Widmerpool’s unease with the artistic throughout Dance is bracketed by angular drawings, first his mocking pictograph in the cabinet de toilette at La Grenadière and now at the end of the novel by reappearance of the Modigliani drawing.
On the penultimate pages of HSH, Henderson unwraps the drawing, which has moved from Stringham’s possession to Pamela Flitton’s to Widmerpool’s, intertwined with Widmerpool’s rise and fall.
“The glass of the frame was cracked in several places; the elongated nude no worse than a little crumbled. It had been executed with a few strokes running diagonally across the paper. The marvellous economy of line would help in making it hard to identify — if anybody bothered — as more than a Modigliani drawing of its own particular period.” [HSH 250 ]

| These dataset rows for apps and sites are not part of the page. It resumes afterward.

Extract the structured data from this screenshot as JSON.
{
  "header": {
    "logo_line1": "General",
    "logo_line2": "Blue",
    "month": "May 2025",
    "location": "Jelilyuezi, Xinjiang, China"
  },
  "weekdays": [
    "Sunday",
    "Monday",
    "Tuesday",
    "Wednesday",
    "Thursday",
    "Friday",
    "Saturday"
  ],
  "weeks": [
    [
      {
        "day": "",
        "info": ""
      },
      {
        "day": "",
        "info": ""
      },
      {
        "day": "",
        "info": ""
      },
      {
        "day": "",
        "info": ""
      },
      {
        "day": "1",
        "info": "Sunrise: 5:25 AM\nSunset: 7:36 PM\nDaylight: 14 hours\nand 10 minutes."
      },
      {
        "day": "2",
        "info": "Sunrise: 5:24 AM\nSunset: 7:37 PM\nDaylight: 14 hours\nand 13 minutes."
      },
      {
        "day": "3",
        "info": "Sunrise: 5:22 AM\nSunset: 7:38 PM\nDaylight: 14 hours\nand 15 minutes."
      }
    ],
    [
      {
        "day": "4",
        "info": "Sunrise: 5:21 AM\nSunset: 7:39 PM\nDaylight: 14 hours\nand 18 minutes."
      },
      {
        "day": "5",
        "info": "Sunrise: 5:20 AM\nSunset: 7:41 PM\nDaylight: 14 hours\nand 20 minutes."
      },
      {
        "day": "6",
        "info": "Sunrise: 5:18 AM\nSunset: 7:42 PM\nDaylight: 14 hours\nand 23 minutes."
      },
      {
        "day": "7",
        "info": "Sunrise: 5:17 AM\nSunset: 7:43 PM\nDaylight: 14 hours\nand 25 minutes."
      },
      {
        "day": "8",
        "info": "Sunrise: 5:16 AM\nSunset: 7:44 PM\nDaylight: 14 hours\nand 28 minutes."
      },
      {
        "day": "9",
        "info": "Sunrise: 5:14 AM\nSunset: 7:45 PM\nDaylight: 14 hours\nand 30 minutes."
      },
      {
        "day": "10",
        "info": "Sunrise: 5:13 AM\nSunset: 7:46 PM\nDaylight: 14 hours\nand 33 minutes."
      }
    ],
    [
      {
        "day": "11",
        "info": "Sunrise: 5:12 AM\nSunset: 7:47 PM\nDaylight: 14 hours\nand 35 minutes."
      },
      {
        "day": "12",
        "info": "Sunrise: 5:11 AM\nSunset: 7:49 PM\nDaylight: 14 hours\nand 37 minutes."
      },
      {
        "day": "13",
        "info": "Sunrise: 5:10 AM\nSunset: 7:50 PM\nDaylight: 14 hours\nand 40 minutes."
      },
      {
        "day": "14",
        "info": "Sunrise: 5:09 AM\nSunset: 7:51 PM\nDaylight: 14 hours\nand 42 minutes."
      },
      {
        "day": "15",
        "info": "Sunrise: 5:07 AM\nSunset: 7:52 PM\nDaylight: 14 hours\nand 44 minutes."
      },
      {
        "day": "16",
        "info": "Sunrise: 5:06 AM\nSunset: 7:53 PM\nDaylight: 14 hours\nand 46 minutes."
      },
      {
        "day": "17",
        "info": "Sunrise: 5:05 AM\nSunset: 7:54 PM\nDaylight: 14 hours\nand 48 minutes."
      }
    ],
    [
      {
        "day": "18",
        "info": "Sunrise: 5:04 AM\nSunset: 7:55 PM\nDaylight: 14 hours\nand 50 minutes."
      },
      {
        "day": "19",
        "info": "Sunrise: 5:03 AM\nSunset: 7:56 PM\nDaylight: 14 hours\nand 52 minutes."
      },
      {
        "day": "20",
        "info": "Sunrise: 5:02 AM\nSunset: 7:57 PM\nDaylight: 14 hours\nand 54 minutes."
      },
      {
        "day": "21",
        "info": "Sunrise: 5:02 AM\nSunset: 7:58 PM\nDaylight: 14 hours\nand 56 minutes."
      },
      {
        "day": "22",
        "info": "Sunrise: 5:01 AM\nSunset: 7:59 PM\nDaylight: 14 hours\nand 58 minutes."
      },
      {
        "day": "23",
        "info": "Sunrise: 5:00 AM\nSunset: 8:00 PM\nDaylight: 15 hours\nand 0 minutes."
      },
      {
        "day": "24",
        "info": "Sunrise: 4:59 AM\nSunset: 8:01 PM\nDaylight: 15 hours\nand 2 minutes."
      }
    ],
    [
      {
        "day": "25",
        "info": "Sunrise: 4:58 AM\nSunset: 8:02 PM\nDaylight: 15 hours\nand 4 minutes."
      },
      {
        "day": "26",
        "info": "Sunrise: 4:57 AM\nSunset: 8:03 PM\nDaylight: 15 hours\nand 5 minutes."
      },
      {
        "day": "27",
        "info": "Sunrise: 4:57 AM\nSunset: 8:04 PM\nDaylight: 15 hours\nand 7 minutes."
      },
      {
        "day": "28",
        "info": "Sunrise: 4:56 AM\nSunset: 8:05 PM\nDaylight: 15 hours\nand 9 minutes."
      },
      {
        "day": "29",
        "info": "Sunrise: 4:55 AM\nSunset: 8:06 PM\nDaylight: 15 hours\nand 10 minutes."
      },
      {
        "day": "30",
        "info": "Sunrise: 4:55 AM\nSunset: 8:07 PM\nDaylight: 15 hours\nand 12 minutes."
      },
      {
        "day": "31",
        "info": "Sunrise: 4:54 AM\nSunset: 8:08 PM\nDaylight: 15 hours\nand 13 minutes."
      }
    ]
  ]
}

We have previously shown some Modigliani drawings, but the additional description here suggests that Powell was thinking of the most simply drawn of Modigliani’s likenesses of Anna Ahkmatova. With a few lines, he reduced her beauty to its essential features. Perhaps Powell is drawing our attention to the stark contrast between Modigliani’s passionate relationship to the great Russian poet and Widmerpool’s difficult relationship to Flitton; yet there is similarity in that both women were objects of obsession.